Employment, Trade and Industry Minister Eli Yishai told the Finance Ministry on Sunday that he has no intention of signing an order to increase the cost of price-controlled bread.

Yishai said that there was no chance of approving a 12.5 percent increase without compensating the needy.

The flour mills have notified the bakeries over the last two weeks that they are raising flour prices by 35-40 percent starting Sunday.

The sharp rise in prices is a result of the increase in world flour prices by 30 percent over the last month, as well as the rise in the dollar against the shekel.

In response, the bakeries have informed the Employment, Trade and Industry Ministry that they cannot continue to produce price-controlled bread if they do not receive immediate approval to raise these prices by at least 8 percent.

The types of bread under price supervision include plain white bread, plain brown bread (Lehem Ahid) and regular challah - all of them sold whole or sliced.

Yishai stated his refusal to approve the price increase during an emergency meeting on the matter on Sunday.

Ministry's senior officials have suggested that there is no choice but to raise bread prices, and the discussion will center on the rate of the increase.

Bakery owners hope that Yishai's political social-welfare agenda will not prevent him from approving the price increases.

According to the bakeries, most of them have enough flour to bake bread only until Tuesday. Following their calculations, the price of dark bread needs to increase by 12 percent .

In the letters they sent out, the flour mills threatened the bakeries that any bakery that does not agree to the new prices will have its flour supplies cut off, Yohanan Aharonson, the head of the Bakers Association, told TheMarker.
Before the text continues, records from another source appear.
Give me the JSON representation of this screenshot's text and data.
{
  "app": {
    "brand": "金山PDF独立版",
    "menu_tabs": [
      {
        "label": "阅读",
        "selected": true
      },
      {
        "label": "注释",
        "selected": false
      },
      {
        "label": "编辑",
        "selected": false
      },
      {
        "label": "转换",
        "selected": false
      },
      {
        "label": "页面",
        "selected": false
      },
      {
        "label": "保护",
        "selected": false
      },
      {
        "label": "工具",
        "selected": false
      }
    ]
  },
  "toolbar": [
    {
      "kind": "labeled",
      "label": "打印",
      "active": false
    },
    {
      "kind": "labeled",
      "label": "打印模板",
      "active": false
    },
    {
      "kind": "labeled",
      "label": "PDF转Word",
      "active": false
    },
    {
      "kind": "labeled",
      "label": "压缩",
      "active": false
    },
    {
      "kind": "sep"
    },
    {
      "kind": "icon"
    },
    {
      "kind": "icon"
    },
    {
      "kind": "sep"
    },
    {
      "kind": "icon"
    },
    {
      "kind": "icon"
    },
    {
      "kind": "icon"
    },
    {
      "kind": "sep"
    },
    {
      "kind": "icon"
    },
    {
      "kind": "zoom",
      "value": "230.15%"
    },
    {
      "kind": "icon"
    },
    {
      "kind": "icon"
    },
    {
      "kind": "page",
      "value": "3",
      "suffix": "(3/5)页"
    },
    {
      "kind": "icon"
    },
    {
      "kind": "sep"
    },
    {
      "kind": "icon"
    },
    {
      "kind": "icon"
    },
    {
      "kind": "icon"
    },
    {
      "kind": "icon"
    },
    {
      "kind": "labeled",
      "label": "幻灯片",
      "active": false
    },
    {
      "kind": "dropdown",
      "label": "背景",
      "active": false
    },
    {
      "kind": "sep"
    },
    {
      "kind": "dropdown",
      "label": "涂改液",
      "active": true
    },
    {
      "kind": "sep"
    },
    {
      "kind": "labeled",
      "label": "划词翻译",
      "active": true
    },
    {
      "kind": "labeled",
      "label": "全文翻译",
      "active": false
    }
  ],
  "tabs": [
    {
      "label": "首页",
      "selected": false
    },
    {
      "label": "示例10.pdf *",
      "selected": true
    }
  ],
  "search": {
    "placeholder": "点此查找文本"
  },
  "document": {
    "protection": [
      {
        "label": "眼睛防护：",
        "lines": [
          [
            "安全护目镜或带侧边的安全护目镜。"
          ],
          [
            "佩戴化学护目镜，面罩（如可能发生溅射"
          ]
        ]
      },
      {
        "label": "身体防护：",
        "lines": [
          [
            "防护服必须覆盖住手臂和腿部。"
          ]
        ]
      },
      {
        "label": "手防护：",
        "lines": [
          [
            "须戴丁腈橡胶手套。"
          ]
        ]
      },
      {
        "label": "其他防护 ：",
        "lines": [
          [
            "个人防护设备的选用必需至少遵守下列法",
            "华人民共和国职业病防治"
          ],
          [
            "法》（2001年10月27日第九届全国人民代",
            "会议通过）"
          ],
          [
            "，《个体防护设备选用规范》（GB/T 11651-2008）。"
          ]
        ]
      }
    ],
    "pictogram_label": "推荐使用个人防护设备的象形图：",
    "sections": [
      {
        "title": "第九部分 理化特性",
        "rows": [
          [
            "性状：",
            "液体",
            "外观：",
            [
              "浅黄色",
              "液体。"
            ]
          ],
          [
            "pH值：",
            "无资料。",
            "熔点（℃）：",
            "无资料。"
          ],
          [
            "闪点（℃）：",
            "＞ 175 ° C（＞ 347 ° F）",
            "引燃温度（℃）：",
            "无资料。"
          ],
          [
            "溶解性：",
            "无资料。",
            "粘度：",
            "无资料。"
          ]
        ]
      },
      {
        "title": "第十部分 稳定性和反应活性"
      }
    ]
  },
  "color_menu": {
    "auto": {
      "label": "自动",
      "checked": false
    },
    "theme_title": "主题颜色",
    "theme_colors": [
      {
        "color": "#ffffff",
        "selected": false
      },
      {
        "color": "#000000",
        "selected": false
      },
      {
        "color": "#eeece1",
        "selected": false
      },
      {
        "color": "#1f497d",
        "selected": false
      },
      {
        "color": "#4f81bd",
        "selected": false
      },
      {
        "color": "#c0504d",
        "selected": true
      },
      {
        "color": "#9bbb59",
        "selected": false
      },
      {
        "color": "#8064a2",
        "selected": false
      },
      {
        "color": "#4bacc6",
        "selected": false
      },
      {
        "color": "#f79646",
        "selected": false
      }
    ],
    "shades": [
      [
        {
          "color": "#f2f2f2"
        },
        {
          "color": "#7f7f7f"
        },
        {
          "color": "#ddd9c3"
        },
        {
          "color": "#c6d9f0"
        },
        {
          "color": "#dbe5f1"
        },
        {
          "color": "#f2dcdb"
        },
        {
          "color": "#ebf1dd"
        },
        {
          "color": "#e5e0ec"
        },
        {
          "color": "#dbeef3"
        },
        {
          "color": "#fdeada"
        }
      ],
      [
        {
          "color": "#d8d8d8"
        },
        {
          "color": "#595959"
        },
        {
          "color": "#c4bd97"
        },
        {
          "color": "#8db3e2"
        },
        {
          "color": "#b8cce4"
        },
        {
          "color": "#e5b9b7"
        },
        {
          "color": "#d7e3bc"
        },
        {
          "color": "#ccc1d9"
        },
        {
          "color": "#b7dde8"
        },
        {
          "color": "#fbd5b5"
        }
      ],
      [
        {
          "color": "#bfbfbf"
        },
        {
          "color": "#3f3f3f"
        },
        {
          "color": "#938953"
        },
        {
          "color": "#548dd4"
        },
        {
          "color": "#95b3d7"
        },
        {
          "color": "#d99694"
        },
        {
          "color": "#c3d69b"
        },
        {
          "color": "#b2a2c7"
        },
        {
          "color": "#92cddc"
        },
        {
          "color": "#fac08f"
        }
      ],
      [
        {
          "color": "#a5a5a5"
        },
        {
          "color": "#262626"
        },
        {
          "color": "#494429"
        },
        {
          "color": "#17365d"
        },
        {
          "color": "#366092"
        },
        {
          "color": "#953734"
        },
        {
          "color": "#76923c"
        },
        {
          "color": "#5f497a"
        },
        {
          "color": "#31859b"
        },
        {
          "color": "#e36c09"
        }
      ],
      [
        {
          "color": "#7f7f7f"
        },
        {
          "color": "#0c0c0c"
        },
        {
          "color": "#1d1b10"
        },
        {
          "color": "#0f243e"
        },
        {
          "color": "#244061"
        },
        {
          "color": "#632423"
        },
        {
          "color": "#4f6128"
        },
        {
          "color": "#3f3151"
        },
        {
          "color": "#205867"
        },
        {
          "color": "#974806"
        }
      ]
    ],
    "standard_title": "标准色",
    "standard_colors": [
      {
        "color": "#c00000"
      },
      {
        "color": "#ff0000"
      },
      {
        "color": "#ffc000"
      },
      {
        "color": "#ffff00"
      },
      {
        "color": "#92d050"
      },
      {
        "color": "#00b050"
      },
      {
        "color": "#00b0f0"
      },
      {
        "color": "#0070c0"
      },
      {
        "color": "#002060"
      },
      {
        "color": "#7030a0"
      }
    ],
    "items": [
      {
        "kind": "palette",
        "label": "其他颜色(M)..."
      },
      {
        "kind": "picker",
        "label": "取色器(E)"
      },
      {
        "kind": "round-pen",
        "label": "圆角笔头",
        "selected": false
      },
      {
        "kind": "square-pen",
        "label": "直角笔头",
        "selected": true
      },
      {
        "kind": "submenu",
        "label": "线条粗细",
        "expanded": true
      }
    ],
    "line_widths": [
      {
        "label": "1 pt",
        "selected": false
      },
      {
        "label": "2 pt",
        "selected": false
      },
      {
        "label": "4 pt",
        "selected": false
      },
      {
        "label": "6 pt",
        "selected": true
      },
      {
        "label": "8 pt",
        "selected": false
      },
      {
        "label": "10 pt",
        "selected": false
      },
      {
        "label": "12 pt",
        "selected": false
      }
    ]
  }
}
"The increase in flour prices will bankrupt the bakeries. They must receive a significant price rise in supervised bread," explained Aharonson.

"Otherwise, they will not produce it. They have reserves of flour for a day or two, and in exceptional cases three," he added.

World wheat prices rose from $180 to $240 a ton in the last month. According to the state's formula for setting bread prices, it should increase the cost of price-controlled bread by 6.5 percent. However, 2.5 percent of this is supposed to go toward efficiency measures - allowing for only a 4 percent increase for bakeries.

But the last increase came in May 2006 when the ministry allowed only a 7 percent increase instead of the 15.3 percent rise calculated from its formula for such an increase.

According to Aharonson, the 8.3 percent was supposed to be made up by a requirement that bakeries could not sell price-controlled bread at a discount. In practice, he says that in the case of dark bread, the price is unrealistic. Other products subsidize it by about 30 percent.